> **What to produce**
Copy the data precisely, character for character, and leave out every picture.

(Collected data entries)
------------

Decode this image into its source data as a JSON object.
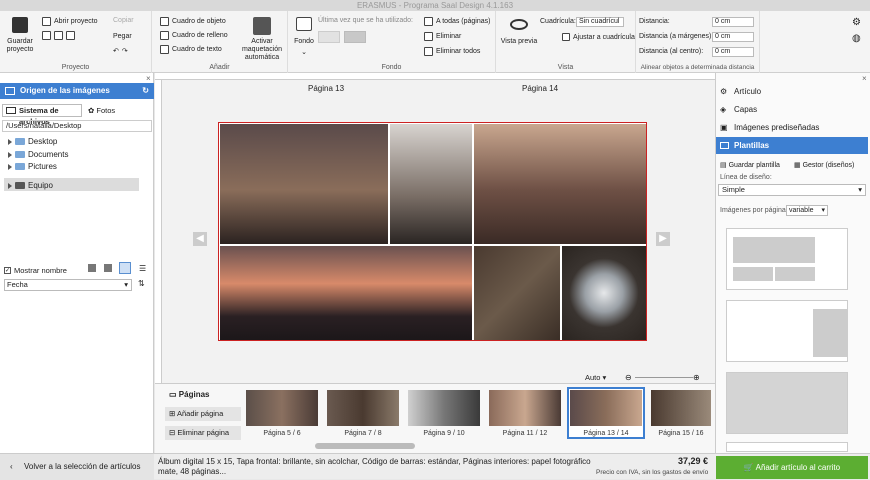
{
  "window": {
    "title": "ERASMUS - Programa Saal Design 4.1.163"
  },
  "ribbon": {
    "proyecto": {
      "label": "Proyecto",
      "save": "Guardar proyecto",
      "open": "Abrir proyecto",
      "copy": "Copiar",
      "paste": "Pegar"
    },
    "anadir": {
      "label": "Añadir",
      "object_box": "Cuadro de objeto",
      "fill_box": "Cuadro de relleno",
      "text_box": "Cuadro de texto",
      "auto_layout": "Activar maquetación automática"
    },
    "fondo": {
      "label": "Fondo",
      "fondo_btn": "Fondo",
      "last_used": "Última vez que se ha utilizado:",
      "all_pages": "A todas (páginas)",
      "delete": "Eliminar",
      "delete_all": "Eliminar todos"
    },
    "vista": {
      "label": "Vista",
      "preview": "Vista previa",
      "grid_label": "Cuadrícula:",
      "grid_value": "Sin cuadrícul",
      "snap": "Ajustar a cuadrícula"
    },
    "align": {
      "label": "Alinear objetos a determinada distancia",
      "distance": "Distancia:",
      "distance_margin": "Distancia (a márgenes):",
      "distance_center": "Distancia (al centro):",
      "value1": "0 cm",
      "value2": "0 cm",
      "value3": "0 cm"
    }
  },
  "left_panel": {
    "title": "Origen de las imágenes",
    "tab_files": "Sistema de archivos",
    "tab_photos": "Fotos",
    "path": "/Users/natalia/Desktop",
    "tree": [
      "Desktop",
      "Documents",
      "Pictures",
      "Equipo"
    ],
    "show_names": "Mostrar nombre",
    "sort_value": "Fecha"
  },
  "canvas": {
    "page_left": "Página 13",
    "page_right": "Página 14",
    "zoom": "Auto"
  },
  "right_panel": {
    "items": [
      "Artículo",
      "Capas",
      "Imágenes prediseñadas",
      "Plantillas"
    ],
    "save_template": "Guardar plantilla",
    "manager": "Gestor (diseños)",
    "design_line_label": "Línea de diseño:",
    "design_line_value": "Simple",
    "per_page_label": "Imágenes por página:",
    "per_page_value": "variable"
  },
  "filmstrip": {
    "title": "Páginas",
    "add": "Añadir página",
    "delete": "Eliminar página",
    "thumbs": [
      "Página 5 / 6",
      "Página 7 / 8",
      "Página 9 / 10",
      "Página 11 / 12",
      "Página 13 / 14",
      "Página 15 / 16"
    ]
  },
  "bottom": {
    "back": "Volver a la selección de artículos",
    "description": "Álbum digital 15 x 15, Tapa frontal: brillante, sin acolchar, Código de barras: estándar, Páginas interiores: papel fotográfico mate, 48 páginas...",
    "price": "37,29 €",
    "price_note": "Precio con IVA, sin los gastos de envío",
    "cart": "Añadir artículo al carrito"
  },
  "colors": {
    "accent_blue": "#3d7fd1",
    "cart_green": "#5cae32"
  }
}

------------

> **Response to the exercise**
Decode this image into its source data as a JSON object.
{
  "window": {
    "title": "ERASMUS - Programa Saal Design 4.1.163"
  },
  "ribbon": {
    "proyecto": {
      "label": "Proyecto",
      "save": "Guardar proyecto",
      "open": "Abrir proyecto",
      "copy": "Copiar",
      "paste": "Pegar"
    },
    "anadir": {
      "label": "Añadir",
      "object_box": "Cuadro de objeto",
      "fill_box": "Cuadro de relleno",
      "text_box": "Cuadro de texto",
      "auto_layout": "Activar maquetación automática"
    },
    "fondo": {
      "label": "Fondo",
      "fondo_btn": "Fondo",
      "last_used": "Última vez que se ha utilizado:",
      "all_pages": "A todas (páginas)",
      "delete": "Eliminar",
      "delete_all": "Eliminar todos"
    },
    "vista": {
      "label": "Vista",
      "preview": "Vista previa",
      "grid_label": "Cuadrícula:",
      "grid_value": "Sin cuadrícul",
      "snap": "Ajustar a cuadrícula"
    },
    "align": {
      "label": "Alinear objetos a determinada distancia",
      "distance": "Distancia:",
      "distance_margin": "Distancia (a márgenes):",
      "distance_center": "Distancia (al centro):",
      "value1": "0 cm",
      "value2": "0 cm",
      "value3": "0 cm"
    }
  },
  "left_panel": {
    "title": "Origen de las imágenes",
    "tab_files": "Sistema de archivos",
    "tab_photos": "Fotos",
    "path": "/Users/natalia/Desktop",
    "tree": [
      "Desktop",
      "Documents",
      "Pictures",
      "Equipo"
    ],
    "show_names": "Mostrar nombre",
    "sort_value": "Fecha"
  },
  "canvas": {
    "page_left": "Página 13",
    "page_right": "Página 14",
    "zoom": "Auto"
  },
  "right_panel": {
    "items": [
      "Artículo",
      "Capas",
      "Imágenes prediseñadas",
      "Plantillas"
    ],
    "save_template": "Guardar plantilla",
    "manager": "Gestor (diseños)",
    "design_line_label": "Línea de diseño:",
    "design_line_value": "Simple",
    "per_page_label": "Imágenes por página:",
    "per_page_value": "variable"
  },
  "filmstrip": {
    "title": "Páginas",
    "add": "Añadir página",
    "delete": "Eliminar página",
    "thumbs": [
      "Página 5 / 6",
      "Página 7 / 8",
      "Página 9 / 10",
      "Página 11 / 12",
      "Página 13 / 14",
      "Página 15 / 16"
    ]
  },
  "bottom": {
    "back": "Volver a la selección de artículos",
    "description": "Álbum digital 15 x 15, Tapa frontal: brillante, sin acolchar, Código de barras: estándar, Páginas interiores: papel fotográfico mate, 48 páginas...",
    "price": "37,29 €",
    "price_note": "Precio con IVA, sin los gastos de envío",
    "cart": "Añadir artículo al carrito"
  },
  "colors": {
    "accent_blue": "#3d7fd1",
    "cart_green": "#5cae32"
  }
}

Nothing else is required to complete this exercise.